Scale: As an Amazon, Wonder Woman shouldn’t be looking up at too many characters. Thankfully that scale is correct. It’s nice to see Mattel working in height scales in this new line instead of having everyone the same height.
- The Dawnseeker movie review
- The Walking Dead: What Comes After review S9 E5
- DC Essentials Superman figure review
- New DC Multiverse Promotional Images – Black Canary, Vixen, Katana and more
Paint: You’ve likely noticed the paint discrepancy with the limbs and the torso. While it’s noticeable in hand, the photos are making it look far more pronounced than you’ll notice in person.
The paintwork isn’t perfect, but perfectly acceptable for this scale. Considering the intricacies of this outfit, I’m more forgiving of the subtle paint slops. The gauntlets actually have a metallic paintjob that came out great.
I love the flat gold paint for the armor and the red and blues match up nicely to the source material. The linework on the gold tends to get a little tricky at points. It’s so fine that I can understand the mistakes, but it’s certainly not so bad that I regret not picking one up at retail.
Articulation: I wish Mattel gave Wonder Woman bicep swivels. It’s so necessary for Diana and easily the biggest omission.
Beyond that, Wonder Woman sports all of the enhanced articulation we’ve seen from the Multiverse line since the Rebirth kick-off. It’s getting there, but not quite at the Marvel Legends level yet. The elbows need a fraction more range to pull off things like the bullet stopping/energy reflection.
My figure’s torso was a little floppy, but that should be fixable. I didn’t have a big problem with the hair, but the neck joint doesn’t allow for much up and down movement.
Wonder Woman has:
- ball-jointed shoulders
- wrist hinge
- knee (double-jointed)
Accessories: Mattel didn’t shortchange Diana with a nice array of accessories. That’s been a welcome change for the Multiverse line. You can actually see the effort put into the figures and the thoughtfulness of accessories.
We get two magic lassos — one to rest along the belt loop. The smaller lasso doesn’t want to stay on the loop at all so it becomes frustrating.
The other is extended for action shots. It doesn’t unravel, but the effort is there. I wish the wider part was more pronounced to fit around figures. Additionally, she comes with a right fist.
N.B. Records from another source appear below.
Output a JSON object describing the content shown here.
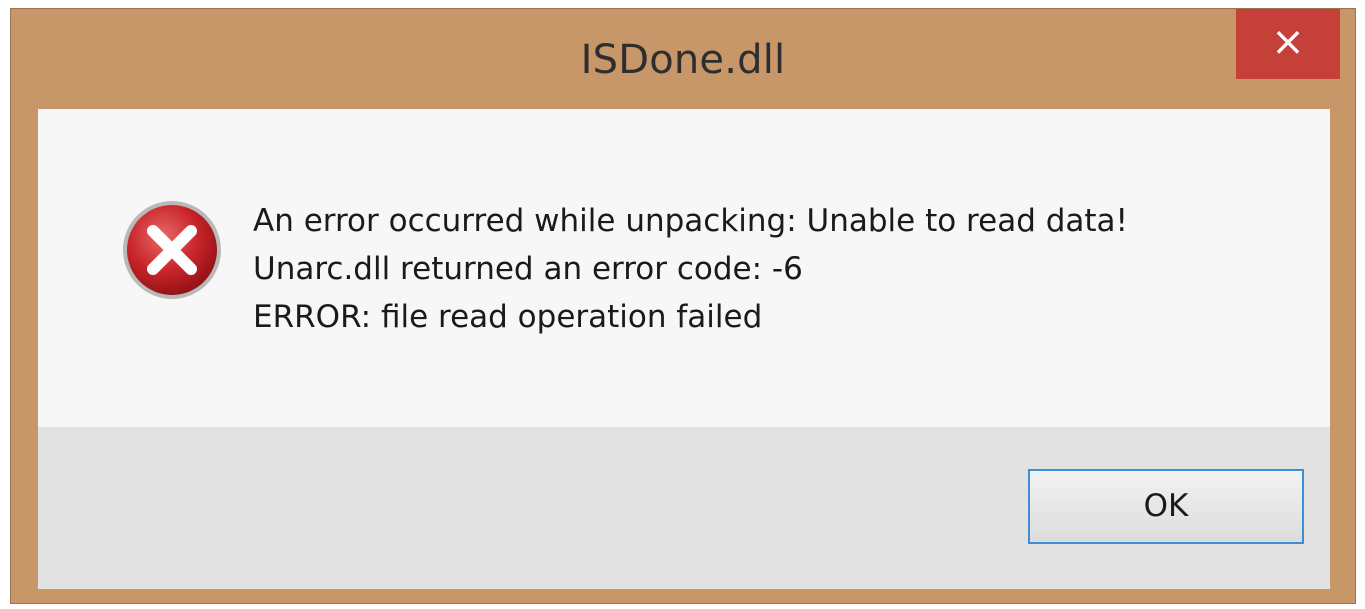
{
  "window": {
    "title": "ISDone.dll",
    "close_glyph": "×"
  },
  "message": {
    "lines": [
      "An error occurred while unpacking: Unable to read data!",
      "Unarc.dll returned an error code: -6",
      "ERROR: file read operation failed"
    ]
  },
  "buttons": {
    "ok_label": "OK"
  },
  "icons": {
    "error": "error-icon",
    "close": "close-icon"
  },
  "colors": {
    "frame": "#c7976a",
    "close_button": "#c6403a",
    "icon_red": "#c8252a",
    "content_bg": "#f7f7f7",
    "footer_bg": "#e2e2e2",
    "ok_border": "#3c8fd6"
  }
}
It’s a little weird Mattel didn’t add a left fist as well.
She also has her sword. Mattel put some nice work in this as it’s got the blade, a painted and detailed hilt. How often do we get three tone swords these days? It also has a loop to fasten onto her belt.
It’s hard to complain when there’s so much here, but I guess I have a few gripes. The package art shows Wonder Woman wearing her cape. While not completely essential, it helps to distinguish the Rebirth look. Also, I would have loved a shield as well. It’s not as important as the sword and lasso, but it’s become a signature part of her modern outfit.
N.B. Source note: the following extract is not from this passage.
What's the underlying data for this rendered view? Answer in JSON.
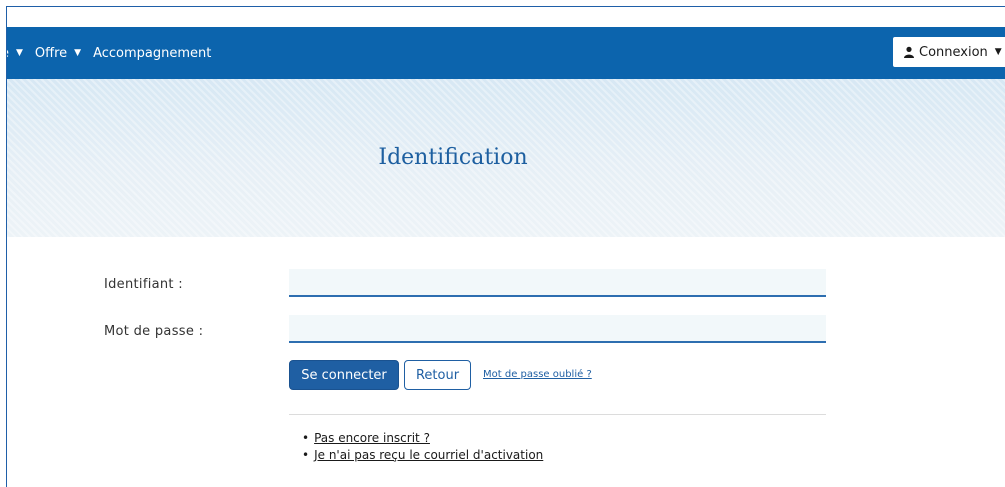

Finally, she comes with the CAC Super Lex legs. It’s nice getting so much of a CAC/BAF with one figure.
Worth it? I got Wonder Woman for $19.99. That’s a great price for a 6-inch figure with so many accessories and enhanced articulation.
Rating: 9 out of 10
The DC Multiverse Wonder Woman is another step in the right direction for Mattel’s DC Multiverse line. In spite of the issues, I really like this figure and am looking forward to more figures from the wave.
Where to get it? That’s always the question with this line. Eventually Wal-Mart and Target will get these in stock, but when is anyone’s guess. I ordered Wonder Woman from Paulmartstore.